It was two days since she first returned to her property to find a mass of splintered wood and tattered furnishings where a home once stood.
The floodwaters had mostly receded, leaving behind a thick coating of sand and exposing even more of the destruction.
Some of Rizzi’s furniture – a coffee table, sofa cushions, a chair – had turned up stuck in trees about a mile down river.
All weekend, Rizzi had rummaged through the wreckage, hoping to find something intact. She had unearthed a stained glass light fixture. Panels were missing and the metal bent, but she put it aside – “just to have.”
She found a rag doll she had handcrafted as a child, white Christmas lights neatly coiled, a framed photograph of her grandmother in Czechoslovakia.
Each find had restored a fraction of her peace of mind.
But many treasures, like the baptismal gown stitched by her mother and worn by her two children and a granddaughter, were still missing.
On this morning, she had brought along a knife and planned to cut through the roof to the attic and, if possible, the fourth floor. She wanted to recover as much as she could.

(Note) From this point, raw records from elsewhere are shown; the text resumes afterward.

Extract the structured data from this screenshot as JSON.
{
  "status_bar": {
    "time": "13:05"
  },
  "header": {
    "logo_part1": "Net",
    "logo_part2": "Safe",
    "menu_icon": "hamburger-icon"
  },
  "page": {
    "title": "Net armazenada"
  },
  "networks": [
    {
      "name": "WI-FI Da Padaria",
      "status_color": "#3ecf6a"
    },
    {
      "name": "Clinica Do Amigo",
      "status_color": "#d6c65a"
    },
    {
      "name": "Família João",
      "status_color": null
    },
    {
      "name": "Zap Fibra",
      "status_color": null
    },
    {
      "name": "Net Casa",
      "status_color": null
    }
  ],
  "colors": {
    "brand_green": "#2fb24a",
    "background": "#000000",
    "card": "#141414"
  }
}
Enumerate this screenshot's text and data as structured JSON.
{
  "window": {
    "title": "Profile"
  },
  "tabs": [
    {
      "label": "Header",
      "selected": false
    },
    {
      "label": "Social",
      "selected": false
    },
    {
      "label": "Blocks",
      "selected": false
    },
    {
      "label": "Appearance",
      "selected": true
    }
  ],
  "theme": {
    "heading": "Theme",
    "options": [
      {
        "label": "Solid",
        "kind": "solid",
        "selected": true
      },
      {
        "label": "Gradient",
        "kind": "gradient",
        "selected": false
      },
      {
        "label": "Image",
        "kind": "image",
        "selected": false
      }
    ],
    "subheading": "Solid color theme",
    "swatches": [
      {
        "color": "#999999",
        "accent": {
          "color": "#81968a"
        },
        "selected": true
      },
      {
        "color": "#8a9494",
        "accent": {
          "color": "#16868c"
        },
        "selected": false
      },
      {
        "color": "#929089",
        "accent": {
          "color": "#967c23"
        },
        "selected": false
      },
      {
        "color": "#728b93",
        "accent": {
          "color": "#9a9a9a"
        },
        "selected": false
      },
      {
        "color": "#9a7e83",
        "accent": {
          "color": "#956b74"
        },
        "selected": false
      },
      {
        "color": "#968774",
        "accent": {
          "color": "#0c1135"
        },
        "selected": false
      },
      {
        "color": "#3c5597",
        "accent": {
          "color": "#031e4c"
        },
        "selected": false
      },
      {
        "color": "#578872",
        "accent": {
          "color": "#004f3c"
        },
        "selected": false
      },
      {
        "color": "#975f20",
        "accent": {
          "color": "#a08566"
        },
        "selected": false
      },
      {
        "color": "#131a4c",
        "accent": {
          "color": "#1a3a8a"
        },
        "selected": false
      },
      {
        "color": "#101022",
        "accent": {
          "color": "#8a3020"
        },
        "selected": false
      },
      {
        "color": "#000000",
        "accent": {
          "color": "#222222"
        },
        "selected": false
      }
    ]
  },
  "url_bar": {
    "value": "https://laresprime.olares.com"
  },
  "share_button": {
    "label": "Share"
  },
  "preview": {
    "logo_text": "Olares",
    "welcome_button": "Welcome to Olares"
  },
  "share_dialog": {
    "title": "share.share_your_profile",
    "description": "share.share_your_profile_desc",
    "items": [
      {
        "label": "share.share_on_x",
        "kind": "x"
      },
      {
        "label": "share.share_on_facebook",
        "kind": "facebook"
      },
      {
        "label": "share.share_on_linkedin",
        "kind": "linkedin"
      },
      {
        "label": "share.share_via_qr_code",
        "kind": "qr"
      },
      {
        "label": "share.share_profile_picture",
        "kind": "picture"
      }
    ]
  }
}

The house next door was shifting and what little left ofhers sinking even deeper into the wet ground, so “we have to listen to noises. If we hear a noise, we have to get out.” Looters had already been arrested at the complex, trying to scavenge through the abandoned houses.
She still questioned the decision to open the Lake Conroe flood gates, pointing to the line of trees flattened to the ground, as if in the path of a tornado moving from west to east.
The San Jacinto River Authority says that the release was necessary to keep the dam from breaching and endangering even more homes.
Rizzi did not have flood insurance. She had paid the mortgage off last year and was finishing repairs from the Memorial Day Food damage before getting an elevation report required by her new insurance company.
So, she found comfort in her own ritual, bidding goodbye to the items too waterlogged to keep and giving thanks for those she could retrieve.
The tiny jade elephant missing a trunk and two legs. The macrame plant holder still dripping and sodden. The wooden Christmas decoration from “the old country.”
And items close to the heart: The flag from her father’s burial place at Arlington National Cemetery. Her grandfather’s Bible from Czechoslovakia. Her children’s baby pictures.
Rizzi’s friends have asked what she will do next.
For now, she tells them, she is living in hope – and hope can be found in the bits and pieces she retrieves from the ruins.
Houston News & Search